James Cousins Company | In Search of Sanctuary | Review

Words by Katie Hagan

Although the pandemic has seized many aspects of the dance industry’s identity — physical touch, studio time, performance IRL — it has not destroyed its spirit. This is the premise of the short dance film/documentary In Search of Sanctuary conceived by choreographer James Cousins and photographer Camilla Greenwell. 

Four James Cousins Company dancers — Rhys, Jemima, Anna-Kay and Julie — take it in turns to highlight how a dance stripped of artifice has been an important refuge over the past 11 months. 

Moving alone in nondescript indoor and outdoor locations, In Search of Sanctuary starts with Rhys’s story. For him dance was a form of therapy and release during the George Floyd and BLM protests, a fragile period for Black communities across the globe. Shrill violin music features here, playing on Rhys’s tension and tuning us to the next solo where Jemima speaks of her discomfort at being in unchartered dance territory. At the beginning of the pandemic it was challenging for Jemima to be away from the collective experience of the studio. Over time and through trusting her movement however, she explains she started to feel uplifted.

The movement at this stage of In Search of Sanctuary and indeed into Anna-Kay’s solo which follows is focussed on the upper body and face. This is somewhat refreshing considering the convention in contemporary dance is for the face to be a tabula rasa, blank and impersonal against the fire of the body.  

But times have changed. A dancer who was once lines, angles, technique — a silhouette — is at home in front of the camera wearing normal clothes. In In Search of Sanctuary dancers are talking, moving as they wish, being themselves. Could it be that what we have lost in terms of performance and studio time, we have gained in remembering dancers are human? What, then, it must feel like to come back to yourself after being morphed and contexualised as something else?

Anna-Kay articulates this sentiment in her solo. Over the past 11 months she’s remembered why she danced in the first place, and its connections with her roots. She rediscovered the joy that dance brings to her. Whilst this may sound cliché to some cynics, tread with care.

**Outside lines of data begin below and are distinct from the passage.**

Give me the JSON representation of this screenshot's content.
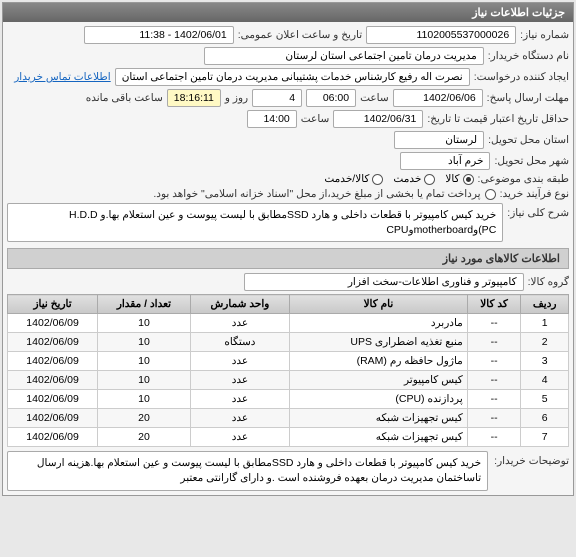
{
  "panel_title": "جزئیات اطلاعات نیاز",
  "fields": {
    "need_no_label": "شماره نیاز:",
    "need_no": "1102005537000026",
    "announce_label": "تاریخ و ساعت اعلان عمومی:",
    "announce": "1402/06/01 - 11:38",
    "buyer_label": "نام دستگاه خریدار:",
    "buyer": "مدیریت درمان تامین اجتماعی استان لرستان",
    "creator_label": "ایجاد کننده درخواست:",
    "creator": "نصرت اله رفیع کارشناس خدمات پشتیبانی مدیریت درمان تامین اجتماعی استان",
    "contact_link": "اطلاعات تماس خریدار",
    "deadline_label": "مهلت ارسال پاسخ:",
    "deadline_date": "1402/06/06",
    "deadline_time_label": "ساعت",
    "deadline_time": "06:00",
    "remain_days": "4",
    "remain_days_label": "روز و",
    "remain_time": "18:16:11",
    "remain_time_label": "ساعت باقی مانده",
    "valid_label": "حداقل تاریخ اعتبار قیمت تا تاریخ:",
    "valid_date": "1402/06/31",
    "valid_time_label": "ساعت",
    "valid_time": "14:00",
    "province_label": "استان محل تحویل:",
    "province": "لرستان",
    "city_label": "شهر محل تحویل:",
    "city": "خرم آباد",
    "category_label": "طبقه بندی موضوعی:",
    "cat_goods": "کالا",
    "cat_service": "خدمت",
    "cat_goods_service": "کالا/خدمت",
    "process_label": "نوع فرآیند خرید:",
    "process_note": "پرداخت تمام یا بخشی از مبلغ خرید،از محل \"اسناد خزانه اسلامی\" خواهد بود.",
    "desc_label": "شرح کلی نیاز:",
    "desc": "خرید کیس کامپیوتر با قطعات داخلی و هارد SSDمطابق با لیست پیوست و عین استعلام بها.و H.D.D (PCوmotherboardوCPU"
  },
  "items_title": "اطلاعات کالاهای مورد نیاز",
  "group_label": "گروه کالا:",
  "group_value": "کامپیوتر و فناوری اطلاعات-سخت افزار",
  "table": {
    "headers": [
      "ردیف",
      "کد کالا",
      "نام کالا",
      "واحد شمارش",
      "تعداد / مقدار",
      "تاریخ نیاز"
    ],
    "rows": [
      [
        "1",
        "--",
        "مادربرد",
        "عدد",
        "10",
        "1402/06/09"
      ],
      [
        "2",
        "--",
        "منبع تغذیه اضطراری UPS",
        "دستگاه",
        "10",
        "1402/06/09"
      ],
      [
        "3",
        "--",
        "ماژول حافظه رم (RAM)",
        "عدد",
        "10",
        "1402/06/09"
      ],
      [
        "4",
        "--",
        "کیس کامپیوتر",
        "عدد",
        "10",
        "1402/06/09"
      ],
      [
        "5",
        "--",
        "پردازنده (CPU)",
        "عدد",
        "10",
        "1402/06/09"
      ],
      [
        "6",
        "--",
        "کیس تجهیزات شبکه",
        "عدد",
        "20",
        "1402/06/09"
      ],
      [
        "7",
        "--",
        "کیس تجهیزات شبکه",
        "عدد",
        "20",
        "1402/06/09"
      ]
    ]
  },
  "notes_label": "توضیحات خریدار:",
  "notes": "خرید کیس کامپیوتر با قطعات داخلی و هارد SSDمطابق با لیست پیوست و عین استعلام بها.هزینه ارسال تاساختمان مدیریت درمان بعهده فروشنده است .و دارای گارانتی معتبر"
}
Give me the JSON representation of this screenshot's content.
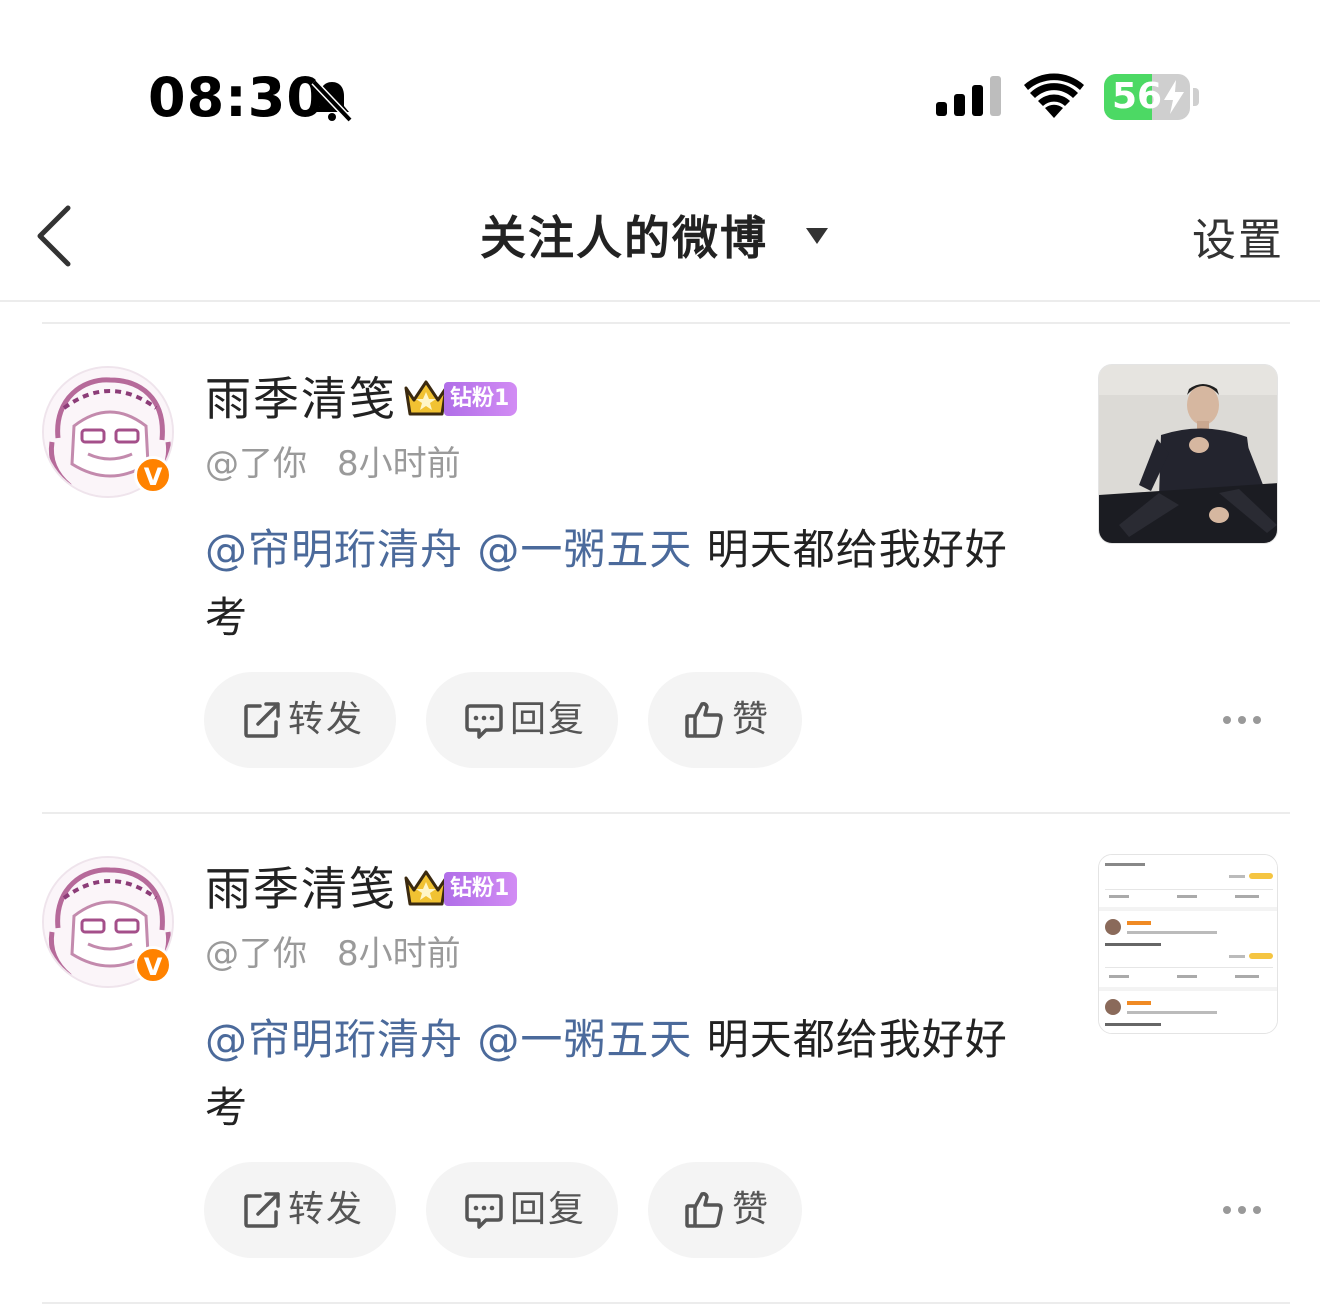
{
  "status_bar": {
    "time": "08:30",
    "battery": "56",
    "battery_level": 0.56
  },
  "nav": {
    "title": "关注人的微博",
    "settings": "设置"
  },
  "colors": {
    "mention": "#4b6a9b",
    "verified": "#ff8200",
    "fan_badge": "#c17ff0",
    "battery_green": "#4cd964"
  },
  "posts": [
    {
      "username": "雨季清笺",
      "fan_badge": "钻粉1",
      "verified": "V",
      "meta_prefix": "@了你",
      "meta_time": "8小时前",
      "mention1": "@帘明珩清舟",
      "mention2": "@一粥五天",
      "text": " 明天都给我好好考",
      "thumbnail": "photo-man-dark-outfit",
      "actions": {
        "repost": "转发",
        "reply": "回复",
        "like": "赞"
      }
    },
    {
      "username": "雨季清笺",
      "fan_badge": "钻粉1",
      "verified": "V",
      "meta_prefix": "@了你",
      "meta_time": "8小时前",
      "mention1": "@帘明珩清舟",
      "mention2": "@一粥五天",
      "text": " 明天都给我好好考",
      "thumbnail": "screenshot-thumbnail",
      "actions": {
        "repost": "转发",
        "reply": "回复",
        "like": "赞"
      }
    }
  ]
}
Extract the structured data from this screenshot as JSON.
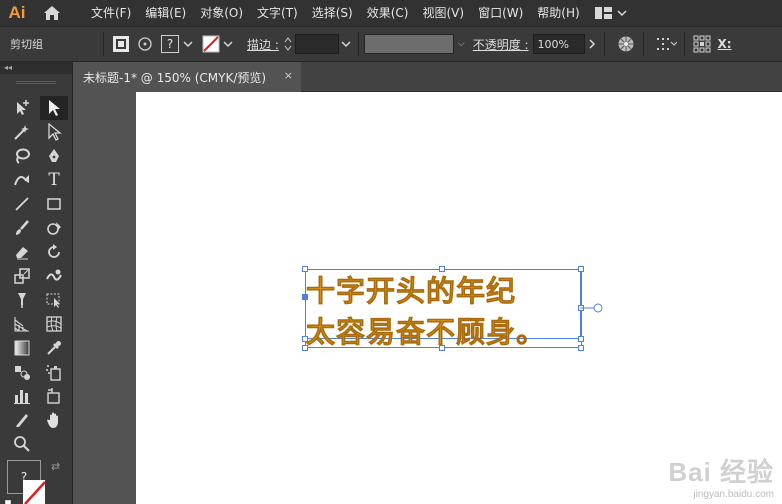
{
  "app": {
    "logo": "Ai"
  },
  "menu": [
    "文件(F)",
    "编辑(E)",
    "对象(O)",
    "文字(T)",
    "选择(S)",
    "效果(C)",
    "视图(V)",
    "窗口(W)",
    "帮助(H)"
  ],
  "control": {
    "selection_label": "剪切组",
    "fill_question": "?",
    "stroke_label": "描边 :",
    "opacity_label": "不透明度 :",
    "opacity_value": "100%",
    "x_label": "X:"
  },
  "tab": {
    "title": "未标题-1* @ 150% (CMYK/预览)",
    "close": "×"
  },
  "tools_header": "◂◂",
  "fill_question": "?",
  "canvas_text": [
    "十字开头的年纪",
    "太容易奋不顾身。"
  ],
  "watermark": {
    "main": "Bai 经验",
    "sub": "jingyan.baidu.com"
  },
  "colors": {
    "text": "#e09a22",
    "selection": "#4f7fe0",
    "logo": "#f29b37"
  }
}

Just remember that moment when you came to the realisation that you’d lost parts of yourself in something you’d loved.

In Search of Sanctuary’s final moment is with Julie whose story is more abstract than the others. She highlights how we shape our mindset through framing; through being thankful for each day or our good health. In Search of Sanctuary’s movement frame shifts here too, from the upper body to Julie’s nimble feet that become screwdrivers twisting into the floor.

In Search of Sanctuary’s tone is quietly empowering. Whilst there are moments that are dark and invoke trauma — Julie’s mention of entrapment and Rhys’s reference to the murder of the innocent George Floyd — all the stories quickly resume focus on what is positive. Whilst that is completely fine, the switches happen too prematurely. Things feel a little escapist, and this is something which rubs against the film’s authenticity: the home shoot, the idea of returning to oneself. Adding shade wouldn’t ruin the timbres of tranquility, it would provide more balance tonally, more context behind the trialling journey to sanctuary’s sweet haven whether it be in terms of financial worry, burn-out, malaise, perhaps disillusionment. These realities needed more fleshing out in the film.

With James Cousins’ ear for storytelling and Camilla Greenwell’s pellucid videography, I’d love to see In Search of Sanctuary manifest into a longer work. The film shoots out a beacon of light in times of great darkness and reminds us that there is more to dance than touring and studios — it is part of who we are as human beings.

Credits: Conceived by James Cousins and Camilla Greenwell. Featuring Rhys Dennis, Jemima Brown, Anna-Kay Gayle and Julie Ann Minaai. Film by Camilla Greenwell. Music by Torben Lars Sylvest. Produced by Hannah Gibbs. Image: Camilla Greenwell.